Work instructions:
Copy the listing exactly; drop the pictures.

──────── Given records ────────

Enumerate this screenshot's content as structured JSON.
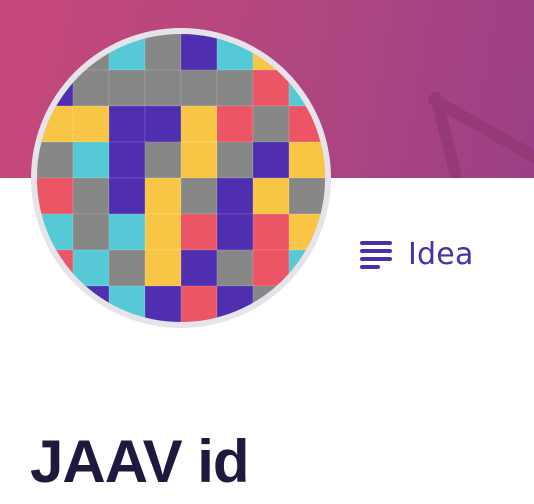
{
  "banner": {
    "color_start": "#c8487a",
    "color_end": "#9c3f86"
  },
  "avatar": {
    "icon": "pixel-mosaic-avatar",
    "ring_color": "#e6e4ea",
    "palette": {
      "teal": "#56c9d6",
      "gray": "#878787",
      "purple": "#4f2fb0",
      "yellow": "#f8c644",
      "red": "#ec5565"
    }
  },
  "category": {
    "icon": "list-lines-icon",
    "label": "Idea",
    "color": "#4d2fa7"
  },
  "title": {
    "text": "JAAV id",
    "color": "#1f1a3d"
  }
}
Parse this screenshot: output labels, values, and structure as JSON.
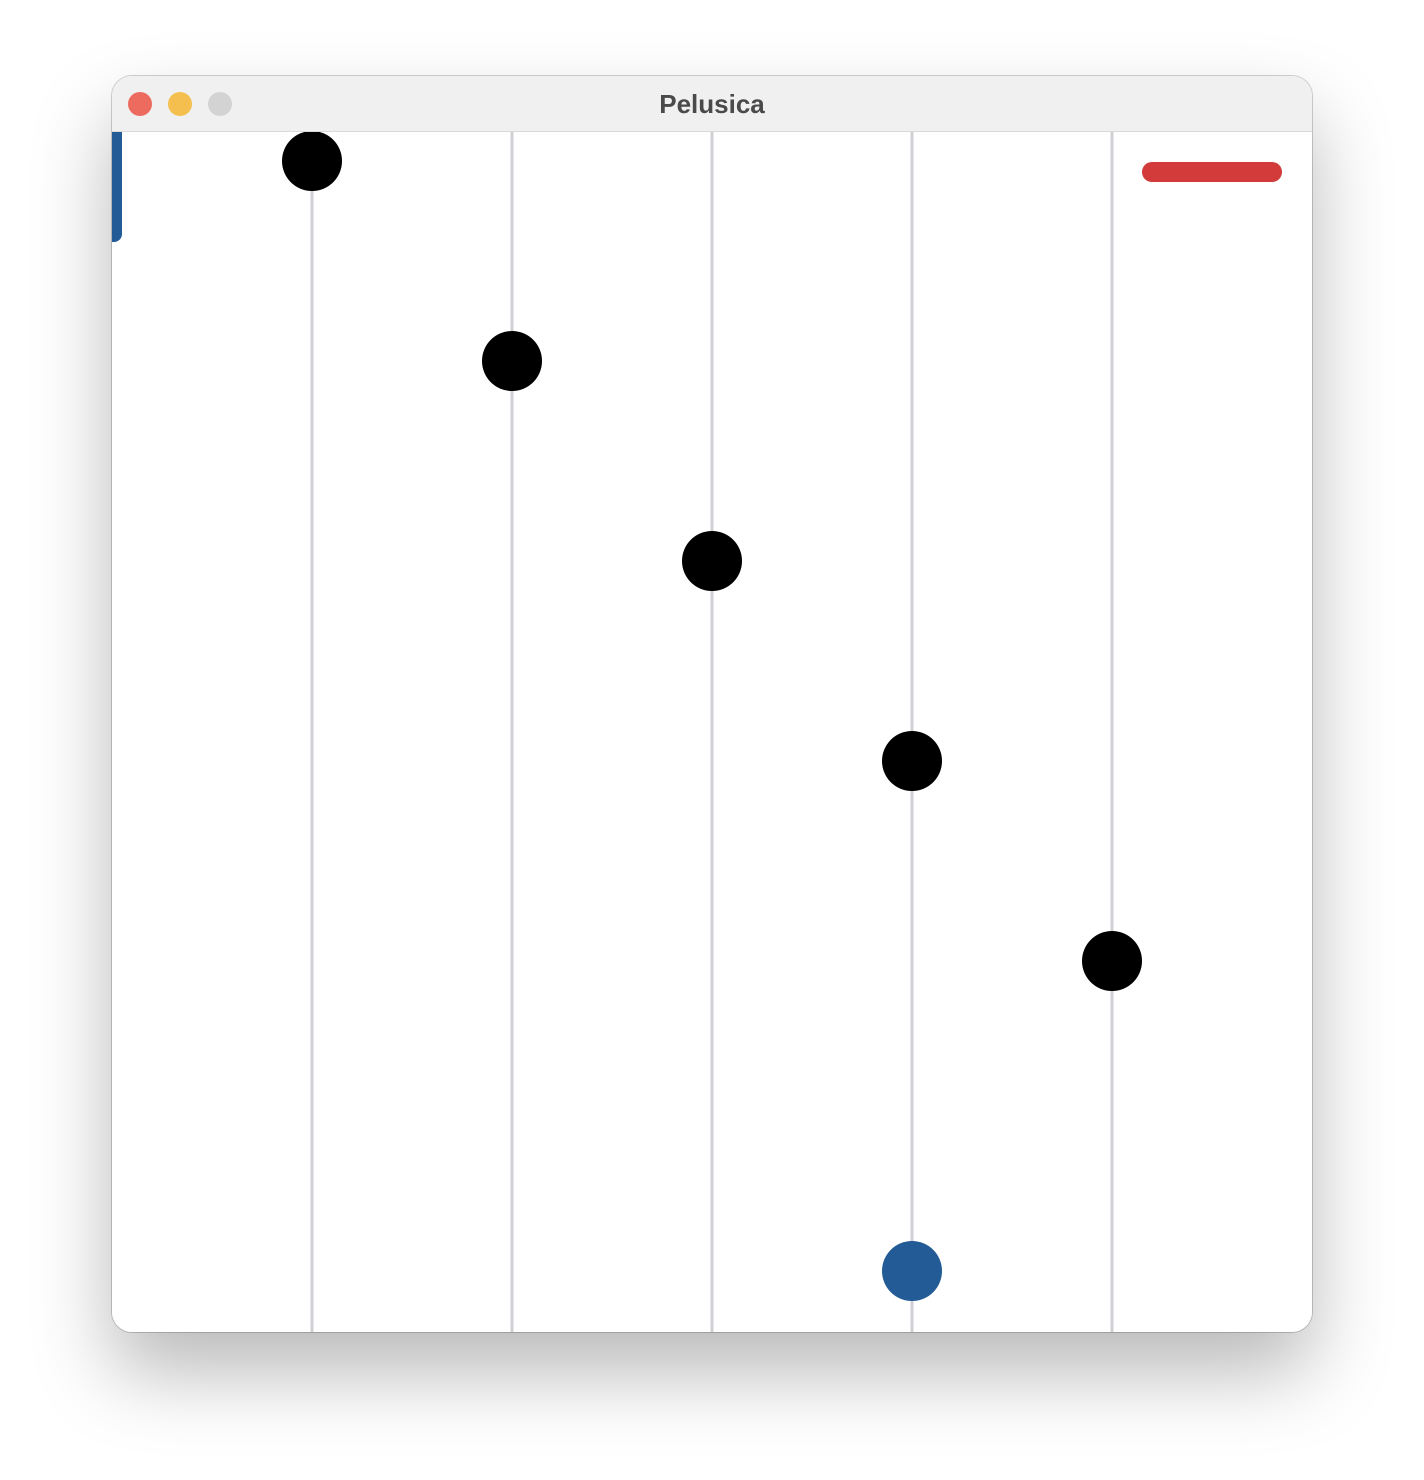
{
  "window": {
    "title": "Pelusica"
  },
  "colors": {
    "close": "#ec6a5e",
    "minimize": "#f5bf4f",
    "zoom": "#d3d3d3",
    "track_line": "#d0cfd6",
    "obstacle": "#000000",
    "player": "#225b95",
    "bar": "#d33b3b",
    "indicator": "#225b95"
  },
  "game": {
    "lanes": 5,
    "obstacles": [
      {
        "lane": 1,
        "row": 6
      },
      {
        "lane": 2,
        "row": 5
      },
      {
        "lane": 3,
        "row": 4
      },
      {
        "lane": 4,
        "row": 3
      },
      {
        "lane": 5,
        "row": 2
      }
    ],
    "player": {
      "lane": 4
    },
    "bar_fill": 1.0
  }
}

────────

Written response:
Enumerate this screenshot's content as structured JSON.
{
  "banner": {
    "color_start": "#c8487a",
    "color_end": "#9c3f86"
  },
  "avatar": {
    "icon": "pixel-mosaic-avatar",
    "ring_color": "#e6e4ea",
    "palette": {
      "teal": "#56c9d6",
      "gray": "#878787",
      "purple": "#4f2fb0",
      "yellow": "#f8c644",
      "red": "#ec5565"
    }
  },
  "category": {
    "icon": "list-lines-icon",
    "label": "Idea",
    "color": "#4d2fa7"
  },
  "title": {
    "text": "JAAV id",
    "color": "#1f1a3d"
  }
}
Parse this screenshot: output labels, values, and structure as JSON.
{
  "window": {
    "title": "Pelusica"
  },
  "colors": {
    "close": "#ec6a5e",
    "minimize": "#f5bf4f",
    "zoom": "#d3d3d3",
    "track_line": "#d0cfd6",
    "obstacle": "#000000",
    "player": "#225b95",
    "bar": "#d33b3b",
    "indicator": "#225b95"
  },
  "game": {
    "lanes": 5,
    "obstacles": [
      {
        "lane": 1,
        "row": 6
      },
      {
        "lane": 2,
        "row": 5
      },
      {
        "lane": 3,
        "row": 4
      },
      {
        "lane": 4,
        "row": 3
      },
      {
        "lane": 5,
        "row": 2
      }
    ],
    "player": {
      "lane": 4
    },
    "bar_fill": 1.0
  }
}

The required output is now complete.